It’s just terrific working with the creative staff over at Dagda Publishing. They’ve got a lot of great talent over there.
Every Day Poets will feature a humorous poem of mine, entitled “Feast,” in the coming months. I’ll post a link when it appears.
Well, friends, it’s time for that good news I have been eager to share with you. I am thrilled and deeply honored to tell you that Dagda Publishing will soon publish my first novel, a postapocalyptic science fiction story entitled “The Dogs Don’t Bark In Brooklyn Any More.”
I am tremendously grateful to Editor-in-Chief Reg Davey, and Editor Jamie Burnette, at Dagda Publishing.
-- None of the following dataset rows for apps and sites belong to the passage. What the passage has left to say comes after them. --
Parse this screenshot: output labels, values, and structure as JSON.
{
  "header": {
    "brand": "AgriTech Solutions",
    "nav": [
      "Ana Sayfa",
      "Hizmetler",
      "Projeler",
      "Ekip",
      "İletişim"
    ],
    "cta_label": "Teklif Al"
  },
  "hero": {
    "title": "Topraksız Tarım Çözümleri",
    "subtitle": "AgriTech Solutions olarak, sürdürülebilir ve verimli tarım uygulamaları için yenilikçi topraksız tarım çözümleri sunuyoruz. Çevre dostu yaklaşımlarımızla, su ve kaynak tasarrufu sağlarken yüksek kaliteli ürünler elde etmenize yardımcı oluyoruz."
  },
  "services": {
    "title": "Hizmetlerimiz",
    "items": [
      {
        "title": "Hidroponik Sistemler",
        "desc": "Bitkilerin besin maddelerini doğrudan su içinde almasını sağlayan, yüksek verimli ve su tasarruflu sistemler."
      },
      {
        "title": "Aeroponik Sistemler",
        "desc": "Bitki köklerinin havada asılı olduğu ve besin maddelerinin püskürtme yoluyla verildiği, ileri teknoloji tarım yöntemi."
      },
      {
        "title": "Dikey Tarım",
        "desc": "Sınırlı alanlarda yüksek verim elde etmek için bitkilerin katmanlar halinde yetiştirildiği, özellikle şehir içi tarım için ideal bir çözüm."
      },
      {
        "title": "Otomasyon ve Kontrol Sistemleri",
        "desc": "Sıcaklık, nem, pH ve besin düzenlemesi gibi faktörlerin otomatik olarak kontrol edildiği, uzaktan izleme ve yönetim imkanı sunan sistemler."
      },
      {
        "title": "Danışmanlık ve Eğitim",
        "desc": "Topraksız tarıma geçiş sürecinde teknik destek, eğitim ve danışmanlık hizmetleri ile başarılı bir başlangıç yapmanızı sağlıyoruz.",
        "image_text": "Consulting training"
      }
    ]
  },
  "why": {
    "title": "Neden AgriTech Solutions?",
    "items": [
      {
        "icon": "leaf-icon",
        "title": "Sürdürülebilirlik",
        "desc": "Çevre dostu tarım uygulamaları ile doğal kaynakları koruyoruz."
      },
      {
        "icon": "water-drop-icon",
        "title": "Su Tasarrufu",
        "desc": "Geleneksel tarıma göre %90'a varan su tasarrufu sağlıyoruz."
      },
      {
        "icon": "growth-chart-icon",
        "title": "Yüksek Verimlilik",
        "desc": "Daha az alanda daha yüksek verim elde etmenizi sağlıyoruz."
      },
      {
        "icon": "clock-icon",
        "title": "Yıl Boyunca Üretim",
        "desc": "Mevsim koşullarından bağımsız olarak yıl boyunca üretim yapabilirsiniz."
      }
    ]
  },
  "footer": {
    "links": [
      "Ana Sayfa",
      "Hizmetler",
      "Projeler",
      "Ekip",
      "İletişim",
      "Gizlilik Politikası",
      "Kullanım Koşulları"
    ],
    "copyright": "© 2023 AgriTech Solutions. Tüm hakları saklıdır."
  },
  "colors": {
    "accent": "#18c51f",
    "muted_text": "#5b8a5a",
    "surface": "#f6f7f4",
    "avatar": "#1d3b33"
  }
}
This is the opportunity of a lifetime for me, and Reg and Jamie really have shown Dagda’s commitment to supporting new and emerging writers. In addition, these two gentlemen brought great experience and professionalism to the editorial process, resulting in a final draft that is vastly superior to the rough draft I submitted.
Thank you, Dagda Publishing!
From Dagda Publishing:
[So, about that novel…
We’re very happy to announce that we will be publishing the debut novel by Eric Robert Nolan (who some of you may remember wrote the “Three Dreamers” poetry collection that we published on the site a few months back). Here is the synopsis of the novel, more details to be announced very soon. We shall be releasing it on November 20th. Read on.
“The Dogs Don’t Bark In Brooklyn Any More”.
“There was a time, Rebecca’s father had told her, when wolves could not speak. She wished for that time.”
Rebecca O’Conner is the daughter of a hero, a veteran soldier of The Wolf War. Now, she herself is a Captain in the Special Animal Warfare Service (SAWS), fighting against the super intelligent wolves that have taken over the West Coast of the United States, as her father did.
The Dogs Don’t Bark In Brooklyn Any More spans two periods of Rebecca’s life; the tumultuous Brooklyn childhood that shapes her future, preparing her for the soldier she must become, and her struggle to keep herself and her squad alive as she prepares to meet her destiny. Her empirical mind rebels against the chaotic dreams that haunt her, suggesting a greater path than she can yet comprehend as she seeks to find an end to the war.
The enemy is smart, strong and fearless; the odds are stacked against the human race. Is there hope for us in the war with the wolves? Will humanity prevail and reclaim its place as the dominant species on Earth? Or will the great demonic hound that stalks Rebecca in her sleep close its jaws over the world and drive us to extinction?
Themes of loyalty and friendship run strongly throughout a compelling tale of hardship and struggle in a war unlike any other. However, even in a world where the enemy is of another species, The Dogs Don’t Bark In Brooklyn Any More shows how resentment, distrust, and man’s inhumanity to man can persist at a time when putting our differences aside is crucial to the survival of mankind. Above all, the men and women of SAWS and the US Army strive to demonstrate the indomitable spirit of humanity, and re-establish our place at the top of the food chain.]
Dead Snakes today featured another new poem of mine — “A Churchgoer Passes My Yard on Sunday Morning.”
If you enjoy poetry, Dead Snakes is a terrific place to read great work and perhaps submit your own. The editor, Stephen Jarrell Williams, is a very friendly guy and a pleasure to interact with.
Thanks, Dead Snakes! 🙂
There is some wonderful news that I am very excited about; I just can’t announce it just yet.
I’ll be able to make it public soon. Watch this space. 🙂
I’ve been made a temporary admin over at Dagda Publishing’s Facebook page today — I’ll be sending people invites to “like” their page. Keeping up with Dagda on Facebook is a great way to treat yourself to some great work from new and emerging writers.
If you’re a writer, it’s also a great place to submit your own work and interact with a lot of talented and goodnatured people who also enjoy writing. It really is a warm community of people with a lot to offer.
Also over at Dead Snakes today is a great piece from my friend and fellow poet, Dennis Villelmi. It is entitled “Bad Coffee.” Keep an eye on Dennis — this guy is on the way up.